- [The task] For each line below that includes the string "with", show the whole line.
*** Material provided ***
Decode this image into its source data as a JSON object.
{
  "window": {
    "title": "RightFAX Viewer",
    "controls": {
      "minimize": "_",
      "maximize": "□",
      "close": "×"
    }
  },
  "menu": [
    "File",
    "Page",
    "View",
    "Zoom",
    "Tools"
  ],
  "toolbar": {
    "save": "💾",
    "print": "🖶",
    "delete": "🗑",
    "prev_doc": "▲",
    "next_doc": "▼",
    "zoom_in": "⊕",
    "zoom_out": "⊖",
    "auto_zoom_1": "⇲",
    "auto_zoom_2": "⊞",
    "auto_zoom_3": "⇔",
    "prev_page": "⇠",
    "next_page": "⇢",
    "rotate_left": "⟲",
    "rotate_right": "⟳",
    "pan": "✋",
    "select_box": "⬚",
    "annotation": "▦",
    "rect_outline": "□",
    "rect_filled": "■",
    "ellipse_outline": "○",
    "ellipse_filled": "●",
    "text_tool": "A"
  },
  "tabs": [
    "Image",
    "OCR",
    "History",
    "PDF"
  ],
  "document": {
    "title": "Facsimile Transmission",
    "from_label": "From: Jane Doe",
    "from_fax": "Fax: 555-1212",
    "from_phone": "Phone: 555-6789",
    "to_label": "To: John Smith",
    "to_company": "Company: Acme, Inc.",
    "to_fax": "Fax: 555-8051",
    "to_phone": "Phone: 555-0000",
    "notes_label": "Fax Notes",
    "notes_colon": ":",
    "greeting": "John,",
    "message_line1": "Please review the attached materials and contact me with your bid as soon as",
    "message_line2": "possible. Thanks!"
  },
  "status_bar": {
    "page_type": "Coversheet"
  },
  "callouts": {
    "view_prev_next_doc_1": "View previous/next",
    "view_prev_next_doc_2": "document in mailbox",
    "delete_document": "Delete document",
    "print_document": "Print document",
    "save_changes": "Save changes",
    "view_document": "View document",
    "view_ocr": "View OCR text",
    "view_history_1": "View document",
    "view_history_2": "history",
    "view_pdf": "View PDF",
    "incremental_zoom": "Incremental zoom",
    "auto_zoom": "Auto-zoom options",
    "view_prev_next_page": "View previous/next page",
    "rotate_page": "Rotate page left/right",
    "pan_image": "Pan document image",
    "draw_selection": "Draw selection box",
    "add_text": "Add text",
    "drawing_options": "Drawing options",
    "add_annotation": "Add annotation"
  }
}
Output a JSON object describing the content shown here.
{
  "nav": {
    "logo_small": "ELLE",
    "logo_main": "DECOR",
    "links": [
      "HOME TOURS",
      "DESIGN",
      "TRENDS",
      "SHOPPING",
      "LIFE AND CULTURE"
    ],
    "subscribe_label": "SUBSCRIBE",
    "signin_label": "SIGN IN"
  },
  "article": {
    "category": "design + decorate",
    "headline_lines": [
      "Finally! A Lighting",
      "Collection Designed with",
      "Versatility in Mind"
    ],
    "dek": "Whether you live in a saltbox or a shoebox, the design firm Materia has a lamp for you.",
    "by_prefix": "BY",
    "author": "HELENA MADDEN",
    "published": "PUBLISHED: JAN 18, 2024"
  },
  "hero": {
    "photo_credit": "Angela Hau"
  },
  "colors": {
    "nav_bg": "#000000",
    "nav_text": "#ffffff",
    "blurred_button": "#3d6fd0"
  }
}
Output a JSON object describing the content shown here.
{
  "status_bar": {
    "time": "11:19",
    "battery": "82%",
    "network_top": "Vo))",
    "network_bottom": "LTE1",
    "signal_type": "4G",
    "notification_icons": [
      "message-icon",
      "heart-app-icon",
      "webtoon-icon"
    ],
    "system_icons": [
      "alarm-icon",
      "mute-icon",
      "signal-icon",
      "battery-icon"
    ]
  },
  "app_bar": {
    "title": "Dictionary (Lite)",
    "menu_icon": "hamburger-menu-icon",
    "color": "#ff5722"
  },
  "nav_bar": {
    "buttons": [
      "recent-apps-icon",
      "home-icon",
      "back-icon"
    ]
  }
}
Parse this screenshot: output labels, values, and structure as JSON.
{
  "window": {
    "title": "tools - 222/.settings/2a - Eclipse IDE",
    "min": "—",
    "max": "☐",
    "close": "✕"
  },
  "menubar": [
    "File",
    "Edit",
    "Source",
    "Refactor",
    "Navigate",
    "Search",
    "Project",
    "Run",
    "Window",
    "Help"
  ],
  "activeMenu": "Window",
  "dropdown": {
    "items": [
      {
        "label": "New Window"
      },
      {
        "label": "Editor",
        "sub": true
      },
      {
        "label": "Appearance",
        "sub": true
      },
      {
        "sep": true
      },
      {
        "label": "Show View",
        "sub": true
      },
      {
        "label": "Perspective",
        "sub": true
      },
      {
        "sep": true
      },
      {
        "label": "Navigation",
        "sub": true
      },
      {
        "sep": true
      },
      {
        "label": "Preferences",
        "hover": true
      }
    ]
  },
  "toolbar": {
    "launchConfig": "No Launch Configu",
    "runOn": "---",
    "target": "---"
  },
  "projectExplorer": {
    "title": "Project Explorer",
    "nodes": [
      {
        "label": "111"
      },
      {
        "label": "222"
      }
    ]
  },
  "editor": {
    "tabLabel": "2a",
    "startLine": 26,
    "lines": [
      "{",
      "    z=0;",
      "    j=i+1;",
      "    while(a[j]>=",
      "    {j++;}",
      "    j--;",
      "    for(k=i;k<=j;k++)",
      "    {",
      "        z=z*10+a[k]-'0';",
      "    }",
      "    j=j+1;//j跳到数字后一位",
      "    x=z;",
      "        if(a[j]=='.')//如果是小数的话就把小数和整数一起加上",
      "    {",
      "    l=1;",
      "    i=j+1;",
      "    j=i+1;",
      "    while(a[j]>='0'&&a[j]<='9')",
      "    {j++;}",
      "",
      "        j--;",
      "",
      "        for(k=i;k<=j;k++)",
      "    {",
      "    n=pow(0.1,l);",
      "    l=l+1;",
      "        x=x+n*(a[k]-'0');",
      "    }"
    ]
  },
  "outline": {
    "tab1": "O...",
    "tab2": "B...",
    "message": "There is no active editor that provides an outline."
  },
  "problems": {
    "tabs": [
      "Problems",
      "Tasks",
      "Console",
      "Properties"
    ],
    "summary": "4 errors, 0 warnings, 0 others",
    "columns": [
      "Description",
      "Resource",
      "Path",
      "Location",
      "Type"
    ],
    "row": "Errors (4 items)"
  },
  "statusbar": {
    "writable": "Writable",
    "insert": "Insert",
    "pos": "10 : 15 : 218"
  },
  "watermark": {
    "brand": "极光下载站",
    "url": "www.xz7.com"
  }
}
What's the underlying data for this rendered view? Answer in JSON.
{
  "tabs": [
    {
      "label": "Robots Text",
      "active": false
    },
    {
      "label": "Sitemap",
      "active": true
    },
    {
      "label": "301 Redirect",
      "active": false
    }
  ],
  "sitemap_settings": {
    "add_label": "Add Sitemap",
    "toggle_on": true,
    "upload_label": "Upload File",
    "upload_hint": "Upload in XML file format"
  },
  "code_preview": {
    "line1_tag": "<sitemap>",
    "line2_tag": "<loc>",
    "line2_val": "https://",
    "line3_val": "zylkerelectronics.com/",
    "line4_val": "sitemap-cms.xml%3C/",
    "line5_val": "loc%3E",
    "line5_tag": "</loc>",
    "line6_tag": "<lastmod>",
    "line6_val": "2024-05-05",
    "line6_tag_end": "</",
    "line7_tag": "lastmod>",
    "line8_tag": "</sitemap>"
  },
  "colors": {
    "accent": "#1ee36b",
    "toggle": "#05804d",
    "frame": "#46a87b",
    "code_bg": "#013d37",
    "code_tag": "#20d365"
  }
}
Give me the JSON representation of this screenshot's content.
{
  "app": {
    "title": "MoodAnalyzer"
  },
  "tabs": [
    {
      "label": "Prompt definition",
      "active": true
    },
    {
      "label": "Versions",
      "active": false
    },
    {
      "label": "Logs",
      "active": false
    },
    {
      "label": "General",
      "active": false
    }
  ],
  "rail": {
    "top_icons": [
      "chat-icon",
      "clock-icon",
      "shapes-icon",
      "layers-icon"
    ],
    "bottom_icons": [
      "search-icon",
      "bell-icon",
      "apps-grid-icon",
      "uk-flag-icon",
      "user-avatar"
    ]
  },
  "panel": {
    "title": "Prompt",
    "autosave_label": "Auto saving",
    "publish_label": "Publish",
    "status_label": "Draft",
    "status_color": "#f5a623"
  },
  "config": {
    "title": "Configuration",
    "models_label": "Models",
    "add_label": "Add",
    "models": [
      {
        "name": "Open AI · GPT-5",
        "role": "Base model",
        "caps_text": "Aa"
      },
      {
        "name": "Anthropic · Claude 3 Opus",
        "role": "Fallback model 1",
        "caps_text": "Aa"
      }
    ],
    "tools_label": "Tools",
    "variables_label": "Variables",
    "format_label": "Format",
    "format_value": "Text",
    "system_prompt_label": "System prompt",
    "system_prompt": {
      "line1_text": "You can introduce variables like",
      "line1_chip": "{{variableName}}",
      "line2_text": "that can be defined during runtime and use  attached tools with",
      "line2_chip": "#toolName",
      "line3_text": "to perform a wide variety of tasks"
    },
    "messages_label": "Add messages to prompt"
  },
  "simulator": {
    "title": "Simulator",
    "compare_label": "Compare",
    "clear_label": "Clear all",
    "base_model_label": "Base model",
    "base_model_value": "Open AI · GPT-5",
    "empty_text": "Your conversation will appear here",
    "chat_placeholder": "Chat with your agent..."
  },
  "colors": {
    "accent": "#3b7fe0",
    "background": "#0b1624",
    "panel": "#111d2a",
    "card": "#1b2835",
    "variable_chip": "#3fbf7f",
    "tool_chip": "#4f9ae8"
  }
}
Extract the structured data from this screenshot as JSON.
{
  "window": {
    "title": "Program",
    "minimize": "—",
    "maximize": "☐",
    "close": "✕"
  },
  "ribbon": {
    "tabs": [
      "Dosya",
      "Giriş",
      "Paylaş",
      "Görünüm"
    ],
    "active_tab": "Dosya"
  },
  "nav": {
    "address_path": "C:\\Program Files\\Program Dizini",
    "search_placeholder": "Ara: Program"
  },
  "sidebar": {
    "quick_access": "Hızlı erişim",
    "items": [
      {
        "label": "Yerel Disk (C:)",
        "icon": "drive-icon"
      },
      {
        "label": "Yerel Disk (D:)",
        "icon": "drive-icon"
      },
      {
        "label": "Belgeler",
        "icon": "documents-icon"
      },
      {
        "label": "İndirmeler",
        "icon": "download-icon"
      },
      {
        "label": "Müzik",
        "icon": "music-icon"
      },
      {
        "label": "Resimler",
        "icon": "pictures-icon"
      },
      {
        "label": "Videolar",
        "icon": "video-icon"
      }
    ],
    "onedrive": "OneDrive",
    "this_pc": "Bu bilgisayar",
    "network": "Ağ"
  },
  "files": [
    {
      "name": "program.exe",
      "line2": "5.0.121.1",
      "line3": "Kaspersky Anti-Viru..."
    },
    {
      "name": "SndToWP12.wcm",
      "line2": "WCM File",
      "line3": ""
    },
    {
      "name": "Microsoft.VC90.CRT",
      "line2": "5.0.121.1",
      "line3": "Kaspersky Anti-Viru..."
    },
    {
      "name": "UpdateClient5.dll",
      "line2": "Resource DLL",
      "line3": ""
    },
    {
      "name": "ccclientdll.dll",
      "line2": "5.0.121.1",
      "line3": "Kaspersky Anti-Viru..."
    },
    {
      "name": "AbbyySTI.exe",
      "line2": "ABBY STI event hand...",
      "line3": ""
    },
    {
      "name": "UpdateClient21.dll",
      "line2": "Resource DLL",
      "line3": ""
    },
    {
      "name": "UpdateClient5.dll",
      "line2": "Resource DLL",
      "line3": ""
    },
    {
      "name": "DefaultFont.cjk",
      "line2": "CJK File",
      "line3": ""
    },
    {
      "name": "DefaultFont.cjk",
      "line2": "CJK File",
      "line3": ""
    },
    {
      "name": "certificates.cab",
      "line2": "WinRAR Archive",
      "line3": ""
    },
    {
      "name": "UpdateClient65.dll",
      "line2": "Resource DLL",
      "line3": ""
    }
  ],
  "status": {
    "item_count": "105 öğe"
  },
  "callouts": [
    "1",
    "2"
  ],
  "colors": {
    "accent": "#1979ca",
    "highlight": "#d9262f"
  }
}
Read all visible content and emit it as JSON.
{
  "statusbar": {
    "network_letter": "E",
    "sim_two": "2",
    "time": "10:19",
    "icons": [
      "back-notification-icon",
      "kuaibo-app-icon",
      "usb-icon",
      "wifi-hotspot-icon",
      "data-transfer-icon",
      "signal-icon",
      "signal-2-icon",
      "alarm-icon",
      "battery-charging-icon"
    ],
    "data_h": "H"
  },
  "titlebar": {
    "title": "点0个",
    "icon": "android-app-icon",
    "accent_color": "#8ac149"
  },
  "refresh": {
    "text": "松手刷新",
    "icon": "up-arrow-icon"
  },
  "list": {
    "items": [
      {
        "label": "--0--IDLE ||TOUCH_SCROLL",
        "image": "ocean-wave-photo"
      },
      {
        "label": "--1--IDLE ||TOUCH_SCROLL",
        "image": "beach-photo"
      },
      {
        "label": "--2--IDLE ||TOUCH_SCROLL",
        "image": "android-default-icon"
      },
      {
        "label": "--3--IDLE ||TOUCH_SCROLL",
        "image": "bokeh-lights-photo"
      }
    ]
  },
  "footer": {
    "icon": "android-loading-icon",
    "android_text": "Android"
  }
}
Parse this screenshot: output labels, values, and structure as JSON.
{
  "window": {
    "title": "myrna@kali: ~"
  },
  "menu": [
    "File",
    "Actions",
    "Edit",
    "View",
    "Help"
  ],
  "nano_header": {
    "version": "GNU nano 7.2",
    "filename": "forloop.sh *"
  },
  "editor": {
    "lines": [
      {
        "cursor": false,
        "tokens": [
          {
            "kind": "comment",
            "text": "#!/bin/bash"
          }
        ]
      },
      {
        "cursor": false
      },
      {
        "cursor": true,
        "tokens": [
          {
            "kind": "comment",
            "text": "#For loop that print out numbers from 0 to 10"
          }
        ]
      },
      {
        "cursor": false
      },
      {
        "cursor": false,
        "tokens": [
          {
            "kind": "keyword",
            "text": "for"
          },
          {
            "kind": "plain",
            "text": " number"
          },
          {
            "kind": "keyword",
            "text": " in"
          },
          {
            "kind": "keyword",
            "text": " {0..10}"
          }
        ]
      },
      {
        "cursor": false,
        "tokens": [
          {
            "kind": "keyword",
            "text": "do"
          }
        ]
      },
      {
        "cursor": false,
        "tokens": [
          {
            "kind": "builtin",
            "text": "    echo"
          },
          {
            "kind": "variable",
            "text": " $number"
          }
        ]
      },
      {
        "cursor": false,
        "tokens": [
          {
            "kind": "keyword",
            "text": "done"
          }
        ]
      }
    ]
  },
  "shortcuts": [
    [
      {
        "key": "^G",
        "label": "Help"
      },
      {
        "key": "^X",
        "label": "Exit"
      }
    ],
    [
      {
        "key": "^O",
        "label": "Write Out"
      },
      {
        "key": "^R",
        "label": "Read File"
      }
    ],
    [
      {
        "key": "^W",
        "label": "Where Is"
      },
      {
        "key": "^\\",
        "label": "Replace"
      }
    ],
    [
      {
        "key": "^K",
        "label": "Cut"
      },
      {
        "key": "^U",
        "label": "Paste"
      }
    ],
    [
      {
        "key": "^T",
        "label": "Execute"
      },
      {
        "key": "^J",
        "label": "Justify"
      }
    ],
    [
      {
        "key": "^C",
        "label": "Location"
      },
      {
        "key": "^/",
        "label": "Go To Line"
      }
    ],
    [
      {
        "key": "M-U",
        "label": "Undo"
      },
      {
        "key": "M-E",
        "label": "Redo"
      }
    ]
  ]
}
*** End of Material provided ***
- [Your solution]
    "message_line1": "Please review the attached materials and contact me with your bid as soon as",
      "Collection Designed with",
      "line2_text": "that can be defined during runtime and use  attached tools with",
    "chat_placeholder": "Chat with your agent..."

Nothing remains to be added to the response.